Frankly, I would have been stunned if Boston had not made it to the next round of bidding for Amazon’s second headquarters. The real work begins now. We’ve got 19 competitors, metro areas from Los Angeles to Washington, D.C., to beat. From the get-go, we’ve enjoyed front-runner status, but here are the three things that need to happen if we want to close the deal:Governor Charlie Baker, Boston Mayor Marty Walsh, and Somerville Mayor Joe Curtatone need to all get along.
So let’s play this out since I know a lot of you are thinking it. What if General Electric Co. breaks itself up and doesn’t build its headquarters in Boston after all? How much would the state be out? What about the city? Together, they wooed GE with as much as $145 million in incentives — much to the chagrin of critics such as former city councilor and Boston mayor candidate Tito Jackson.
Big companies including General Electric Co. and State Street Corp. will reap the benefits of a tax overhaul that will sharply lower rates for corporations to 21 percent from 35 percent beginning in January. “From everything we have all read, it should be a positive to State Street,” Jay Hooley, chief executive of the Boston financial services giant, said in an interview before the final passage of the bill.
Muck Rack makes it simple to find people, tweets, or articles that mention any name, keyword, company, hashtag etc. We've compiled this guide to help you make the most of your search.
Selecting a term
Start searching tweets, articles from media outlets, articles mentioned in tweets, journalists'
names, titles and bios with some suggested searches:
Companies or Topics (e.g. iPhone, Microsoft)
Phrases (e.g. "cloud computing") — use quotes to keep the terms together
Twitter handles (e.g. @username) — returns those who have mentioned or replied to
Names (e.g. "David Pogue")
Hashtags (e.g. #sxsw, #london2012)
Bio details (e.g. vegan, Olympics, father)
Muck Rack's Advanced Search allows for many boolean operators.
Find results that mention multiple specified terms, use AND or
+. For example, ensure each result contains both Elon Musk and Mark Zuckerberg by
searching Musk AND Zuckerberg or Musk + Zuckerberg.
Use the operators OR or , to broaden your search when you'd like either of
multiple terms to appear in results. (This is the default behavior of our search when no operators
are used). For example, results will contain either cake or cookie by searching cake OR cookie or cake,cookie
Use NOT or - to subtract results from your search. For
example, searching Disney will yield results about the Walt Disney Company as well as Walt Disney
World Resort. To exclude mentions of Disney World, search for Disney -World or Disney
When using one of these operators with a phrase, enclose it in quotation marks. For example, you can

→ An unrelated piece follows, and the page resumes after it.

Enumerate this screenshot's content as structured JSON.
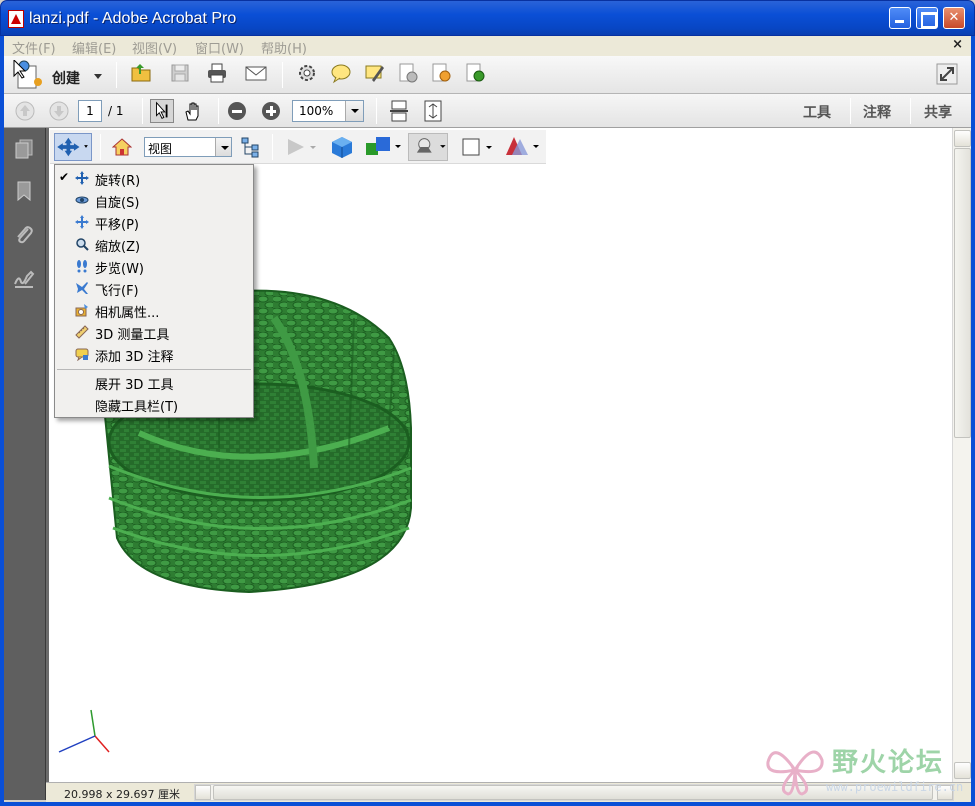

find results about smartphones excluding Apple's iPhone 4S by searching smartphone -"iPhone
Exact case matching or punctuation
If you're searching for a brand name or keyword that relies on specific punctuation marks or capitalization, you can
find results that match your exact query by adding matchcase: before the keyword you're searching for, like matchcase:E*TRADE .
Use parentheses to separate multiple
boolean phrases. For example, to find journalists talking about having fun in Disney World or
Disneyland, search for ("disney world" OR disneyland) AND fun.
An asterisk can be used to search for any variation of a root word truncated by the asterisk. For example, searching for admin* will return results for administrator, administration, administer, administered, etc.
A near operator is an AND operator where you can control the distance between the words. You can vary the distance the near operation uses by adding a forward slash and number (between 0-99) such as strawberries NEAR/10 "whipped cream", which means the strawberries must exist within 10 words of "whipped cream".